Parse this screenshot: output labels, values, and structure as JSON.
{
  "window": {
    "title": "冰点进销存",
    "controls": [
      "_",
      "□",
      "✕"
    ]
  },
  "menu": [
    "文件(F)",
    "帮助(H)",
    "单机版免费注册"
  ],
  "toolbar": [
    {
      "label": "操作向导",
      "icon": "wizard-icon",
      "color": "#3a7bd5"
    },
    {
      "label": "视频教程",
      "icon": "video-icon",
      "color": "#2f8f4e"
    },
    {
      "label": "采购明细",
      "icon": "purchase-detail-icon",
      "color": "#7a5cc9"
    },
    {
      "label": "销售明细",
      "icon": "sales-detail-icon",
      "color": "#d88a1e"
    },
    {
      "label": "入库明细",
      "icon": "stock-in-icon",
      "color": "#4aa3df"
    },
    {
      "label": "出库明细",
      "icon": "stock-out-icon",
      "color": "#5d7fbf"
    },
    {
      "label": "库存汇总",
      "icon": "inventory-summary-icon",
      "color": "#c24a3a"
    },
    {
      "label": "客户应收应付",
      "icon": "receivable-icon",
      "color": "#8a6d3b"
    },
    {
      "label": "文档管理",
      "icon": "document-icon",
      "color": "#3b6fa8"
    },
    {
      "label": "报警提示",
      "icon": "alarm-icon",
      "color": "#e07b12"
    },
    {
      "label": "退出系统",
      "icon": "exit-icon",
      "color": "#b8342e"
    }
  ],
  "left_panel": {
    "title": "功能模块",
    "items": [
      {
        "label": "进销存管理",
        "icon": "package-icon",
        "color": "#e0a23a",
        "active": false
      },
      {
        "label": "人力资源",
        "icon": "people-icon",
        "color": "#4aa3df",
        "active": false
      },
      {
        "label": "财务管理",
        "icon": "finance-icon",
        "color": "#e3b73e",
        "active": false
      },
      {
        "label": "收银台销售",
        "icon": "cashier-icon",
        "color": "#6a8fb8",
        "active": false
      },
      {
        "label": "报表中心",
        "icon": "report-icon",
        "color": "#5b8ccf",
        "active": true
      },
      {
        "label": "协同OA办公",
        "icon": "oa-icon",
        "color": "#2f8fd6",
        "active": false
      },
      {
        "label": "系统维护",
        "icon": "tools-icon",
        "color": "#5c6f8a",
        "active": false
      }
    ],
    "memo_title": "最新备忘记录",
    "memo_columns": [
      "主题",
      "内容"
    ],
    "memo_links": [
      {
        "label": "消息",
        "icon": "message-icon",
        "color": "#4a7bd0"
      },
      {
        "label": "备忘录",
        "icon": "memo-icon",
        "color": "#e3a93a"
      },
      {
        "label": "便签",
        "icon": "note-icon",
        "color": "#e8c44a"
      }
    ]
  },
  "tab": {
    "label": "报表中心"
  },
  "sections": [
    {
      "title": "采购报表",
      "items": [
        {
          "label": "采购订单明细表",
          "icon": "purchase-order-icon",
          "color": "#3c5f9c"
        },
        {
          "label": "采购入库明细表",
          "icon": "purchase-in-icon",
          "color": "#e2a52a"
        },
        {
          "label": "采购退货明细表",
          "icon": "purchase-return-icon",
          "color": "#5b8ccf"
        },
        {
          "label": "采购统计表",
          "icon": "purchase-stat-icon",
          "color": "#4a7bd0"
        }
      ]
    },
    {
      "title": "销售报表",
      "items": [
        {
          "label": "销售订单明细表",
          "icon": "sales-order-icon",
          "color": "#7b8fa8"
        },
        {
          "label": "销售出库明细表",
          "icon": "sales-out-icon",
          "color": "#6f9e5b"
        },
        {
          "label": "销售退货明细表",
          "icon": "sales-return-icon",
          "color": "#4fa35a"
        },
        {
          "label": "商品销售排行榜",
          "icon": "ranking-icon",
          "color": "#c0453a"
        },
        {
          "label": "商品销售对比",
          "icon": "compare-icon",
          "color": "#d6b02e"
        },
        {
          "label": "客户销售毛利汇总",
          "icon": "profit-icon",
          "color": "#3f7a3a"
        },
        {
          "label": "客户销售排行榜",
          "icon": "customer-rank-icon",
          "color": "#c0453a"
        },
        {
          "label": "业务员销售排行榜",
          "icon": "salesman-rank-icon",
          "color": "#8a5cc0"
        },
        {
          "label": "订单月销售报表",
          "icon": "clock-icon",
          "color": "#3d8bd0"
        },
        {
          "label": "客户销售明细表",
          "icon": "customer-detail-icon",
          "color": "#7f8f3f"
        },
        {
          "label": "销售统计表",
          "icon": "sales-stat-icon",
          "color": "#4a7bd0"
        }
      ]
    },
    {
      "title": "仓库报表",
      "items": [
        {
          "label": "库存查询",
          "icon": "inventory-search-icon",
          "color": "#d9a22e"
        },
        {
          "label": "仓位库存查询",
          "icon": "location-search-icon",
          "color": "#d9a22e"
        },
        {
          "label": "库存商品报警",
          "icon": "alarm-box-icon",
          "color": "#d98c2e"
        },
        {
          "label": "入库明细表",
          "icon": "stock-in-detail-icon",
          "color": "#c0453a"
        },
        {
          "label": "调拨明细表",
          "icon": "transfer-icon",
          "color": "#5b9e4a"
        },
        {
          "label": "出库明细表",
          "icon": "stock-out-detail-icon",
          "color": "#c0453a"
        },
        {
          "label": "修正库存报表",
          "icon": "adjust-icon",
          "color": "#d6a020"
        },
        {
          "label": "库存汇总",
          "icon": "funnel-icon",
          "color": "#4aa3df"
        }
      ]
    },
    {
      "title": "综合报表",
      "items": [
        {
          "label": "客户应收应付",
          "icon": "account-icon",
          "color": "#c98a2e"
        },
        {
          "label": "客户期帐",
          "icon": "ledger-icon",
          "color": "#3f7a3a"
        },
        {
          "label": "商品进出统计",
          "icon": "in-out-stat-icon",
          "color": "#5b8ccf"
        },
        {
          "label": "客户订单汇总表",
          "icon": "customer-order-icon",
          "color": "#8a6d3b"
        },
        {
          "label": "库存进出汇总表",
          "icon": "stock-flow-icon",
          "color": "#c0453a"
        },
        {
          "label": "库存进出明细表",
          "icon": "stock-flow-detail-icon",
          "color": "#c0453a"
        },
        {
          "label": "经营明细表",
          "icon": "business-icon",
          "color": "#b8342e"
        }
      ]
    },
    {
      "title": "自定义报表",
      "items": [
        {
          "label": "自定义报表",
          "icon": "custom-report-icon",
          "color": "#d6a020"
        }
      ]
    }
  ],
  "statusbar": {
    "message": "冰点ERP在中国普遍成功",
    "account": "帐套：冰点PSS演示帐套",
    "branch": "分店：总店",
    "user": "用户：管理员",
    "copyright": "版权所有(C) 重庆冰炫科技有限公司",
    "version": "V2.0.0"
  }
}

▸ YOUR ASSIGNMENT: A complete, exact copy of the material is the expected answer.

▸ EXPECTED ANSWER:
Parse this screenshot: output labels, values, and structure as JSON.
{
  "window": {
    "title": "冰点进销存",
    "controls": [
      "_",
      "□",
      "✕"
    ]
  },
  "menu": [
    "文件(F)",
    "帮助(H)",
    "单机版免费注册"
  ],
  "toolbar": [
    {
      "label": "操作向导",
      "icon": "wizard-icon",
      "color": "#3a7bd5"
    },
    {
      "label": "视频教程",
      "icon": "video-icon",
      "color": "#2f8f4e"
    },
    {
      "label": "采购明细",
      "icon": "purchase-detail-icon",
      "color": "#7a5cc9"
    },
    {
      "label": "销售明细",
      "icon": "sales-detail-icon",
      "color": "#d88a1e"
    },
    {
      "label": "入库明细",
      "icon": "stock-in-icon",
      "color": "#4aa3df"
    },
    {
      "label": "出库明细",
      "icon": "stock-out-icon",
      "color": "#5d7fbf"
    },
    {
      "label": "库存汇总",
      "icon": "inventory-summary-icon",
      "color": "#c24a3a"
    },
    {
      "label": "客户应收应付",
      "icon": "receivable-icon",
      "color": "#8a6d3b"
    },
    {
      "label": "文档管理",
      "icon": "document-icon",
      "color": "#3b6fa8"
    },
    {
      "label": "报警提示",
      "icon": "alarm-icon",
      "color": "#e07b12"
    },
    {
      "label": "退出系统",
      "icon": "exit-icon",
      "color": "#b8342e"
    }
  ],
  "left_panel": {
    "title": "功能模块",
    "items": [
      {
        "label": "进销存管理",
        "icon": "package-icon",
        "color": "#e0a23a",
        "active": false
      },
      {
        "label": "人力资源",
        "icon": "people-icon",
        "color": "#4aa3df",
        "active": false
      },
      {
        "label": "财务管理",
        "icon": "finance-icon",
        "color": "#e3b73e",
        "active": false
      },
      {
        "label": "收银台销售",
        "icon": "cashier-icon",
        "color": "#6a8fb8",
        "active": false
      },
      {
        "label": "报表中心",
        "icon": "report-icon",
        "color": "#5b8ccf",
        "active": true
      },
      {
        "label": "协同OA办公",
        "icon": "oa-icon",
        "color": "#2f8fd6",
        "active": false
      },
      {
        "label": "系统维护",
        "icon": "tools-icon",
        "color": "#5c6f8a",
        "active": false
      }
    ],
    "memo_title": "最新备忘记录",
    "memo_columns": [
      "主题",
      "内容"
    ],
    "memo_links": [
      {
        "label": "消息",
        "icon": "message-icon",
        "color": "#4a7bd0"
      },
      {
        "label": "备忘录",
        "icon": "memo-icon",
        "color": "#e3a93a"
      },
      {
        "label": "便签",
        "icon": "note-icon",
        "color": "#e8c44a"
      }
    ]
  },
  "tab": {
    "label": "报表中心"
  },
  "sections": [
    {
      "title": "采购报表",
      "items": [
        {
          "label": "采购订单明细表",
          "icon": "purchase-order-icon",
          "color": "#3c5f9c"
        },
        {
          "label": "采购入库明细表",
          "icon": "purchase-in-icon",
          "color": "#e2a52a"
        },
        {
          "label": "采购退货明细表",
          "icon": "purchase-return-icon",
          "color": "#5b8ccf"
        },
        {
          "label": "采购统计表",
          "icon": "purchase-stat-icon",
          "color": "#4a7bd0"
        }
      ]
    },
    {
      "title": "销售报表",
      "items": [
        {
          "label": "销售订单明细表",
          "icon": "sales-order-icon",
          "color": "#7b8fa8"
        },
        {
          "label": "销售出库明细表",
          "icon": "sales-out-icon",
          "color": "#6f9e5b"
        },
        {
          "label": "销售退货明细表",
          "icon": "sales-return-icon",
          "color": "#4fa35a"
        },
        {
          "label": "商品销售排行榜",
          "icon": "ranking-icon",
          "color": "#c0453a"
        },
        {
          "label": "商品销售对比",
          "icon": "compare-icon",
          "color": "#d6b02e"
        },
        {
          "label": "客户销售毛利汇总",
          "icon": "profit-icon",
          "color": "#3f7a3a"
        },
        {
          "label": "客户销售排行榜",
          "icon": "customer-rank-icon",
          "color": "#c0453a"
        },
        {
          "label": "业务员销售排行榜",
          "icon": "salesman-rank-icon",
          "color": "#8a5cc0"
        },
        {
          "label": "订单月销售报表",
          "icon": "clock-icon",
          "color": "#3d8bd0"
        },
        {
          "label": "客户销售明细表",
          "icon": "customer-detail-icon",
          "color": "#7f8f3f"
        },
        {
          "label": "销售统计表",
          "icon": "sales-stat-icon",
          "color": "#4a7bd0"
        }
      ]
    },
    {
      "title": "仓库报表",
      "items": [
        {
          "label": "库存查询",
          "icon": "inventory-search-icon",
          "color": "#d9a22e"
        },
        {
          "label": "仓位库存查询",
          "icon": "location-search-icon",
          "color": "#d9a22e"
        },
        {
          "label": "库存商品报警",
          "icon": "alarm-box-icon",
          "color": "#d98c2e"
        },
        {
          "label": "入库明细表",
          "icon": "stock-in-detail-icon",
          "color": "#c0453a"
        },
        {
          "label": "调拨明细表",
          "icon": "transfer-icon",
          "color": "#5b9e4a"
        },
        {
          "label": "出库明细表",
          "icon": "stock-out-detail-icon",
          "color": "#c0453a"
        },
        {
          "label": "修正库存报表",
          "icon": "adjust-icon",
          "color": "#d6a020"
        },
        {
          "label": "库存汇总",
          "icon": "funnel-icon",
          "color": "#4aa3df"
        }
      ]
    },
    {
      "title": "综合报表",
      "items": [
        {
          "label": "客户应收应付",
          "icon": "account-icon",
          "color": "#c98a2e"
        },
        {
          "label": "客户期帐",
          "icon": "ledger-icon",
          "color": "#3f7a3a"
        },
        {
          "label": "商品进出统计",
          "icon": "in-out-stat-icon",
          "color": "#5b8ccf"
        },
        {
          "label": "客户订单汇总表",
          "icon": "customer-order-icon",
          "color": "#8a6d3b"
        },
        {
          "label": "库存进出汇总表",
          "icon": "stock-flow-icon",
          "color": "#c0453a"
        },
        {
          "label": "库存进出明细表",
          "icon": "stock-flow-detail-icon",
          "color": "#c0453a"
        },
        {
          "label": "经营明细表",
          "icon": "business-icon",
          "color": "#b8342e"
        }
      ]
    },
    {
      "title": "自定义报表",
      "items": [
        {
          "label": "自定义报表",
          "icon": "custom-report-icon",
          "color": "#d6a020"
        }
      ]
    }
  ],
  "statusbar": {
    "message": "冰点ERP在中国普遍成功",
    "account": "帐套：冰点PSS演示帐套",
    "branch": "分店：总店",
    "user": "用户：管理员",
    "copyright": "版权所有(C) 重庆冰炫科技有限公司",
    "version": "V2.0.0"
  }
}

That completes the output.